The devastatingly beautiful Time Stands Still, Donald Margulies’ latest meditation on artists in psychological crisis (see: Sight Unseen, Collected Stories, Brooklyn Boy), is surely his most political. James (David Harbour) is a freelance writer and Sarah (Anna Gunn) a photojournalist who are just back from Iraq; she’s been badly injured by a roadside bomb. Yet don’t mistake this engrossing topical play, which runs through March 15 at L.A.’s Geffen Playhouse, for a wartime rant. Like Margulies’ best work, Time is essentially about the maddening, fascinating complexities of love and relationships. As he did in 2000’s Pulitzer-winning scenes-from-a-marriage drama Dinner With Friends (which also featured two globetrotting journalists), Margulies distills the action to four characters and two couples: James and Sarah have been together — covering wars and dating — for eight years; their photo-editor best friend Richard (Robin Thomas) just knocked up Mandy, an ”embryonic” (read: twentysomething) event planner (Alicia Silverstone).

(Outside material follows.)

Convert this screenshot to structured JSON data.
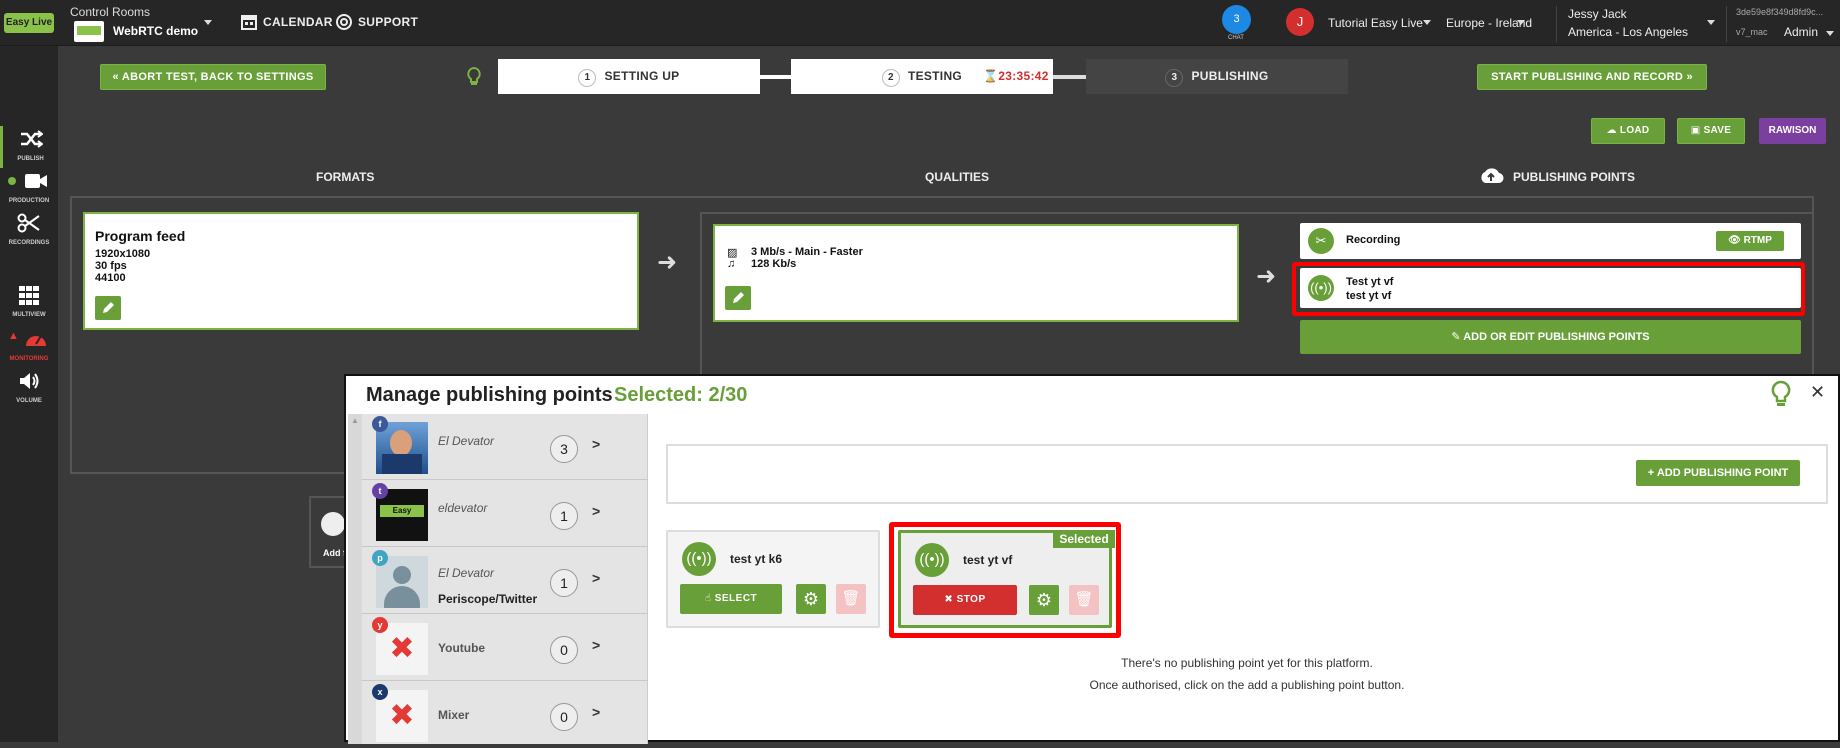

Gunn and Harbour (the latter recently seen lusting after Kate Winslet in Revolutionary Road) make formidable companions and foes. Gunn is a revelation, capturing both Sarah’s steely strength and her surprising insecurity — a war on the other side of the world doesn’t scare her; the war at home, however, frightens her in ways she never knew. And Silverstone, who was so awkward in 2002’s Broadway version of The Graduate, has grown into a very fine stage actress. She’s rewarded with the plum part of the not-so-dumb-blond adviser to James and Sarah. ”You wrap yourselves in tragedy,” says Mandy, who just might be the smartest person in the room. (Never mind her hors d’oeuvres choices — bacon-wrapped scallops and mini-quiches for a Brooklyn wedding?). ”You can’t heal the world. I wish you’d heal each other.” Watching these crippled characters try is at once heartbreaking and hopeful. (Tickets: 310-208-5454 or geffenplayhouse.com) A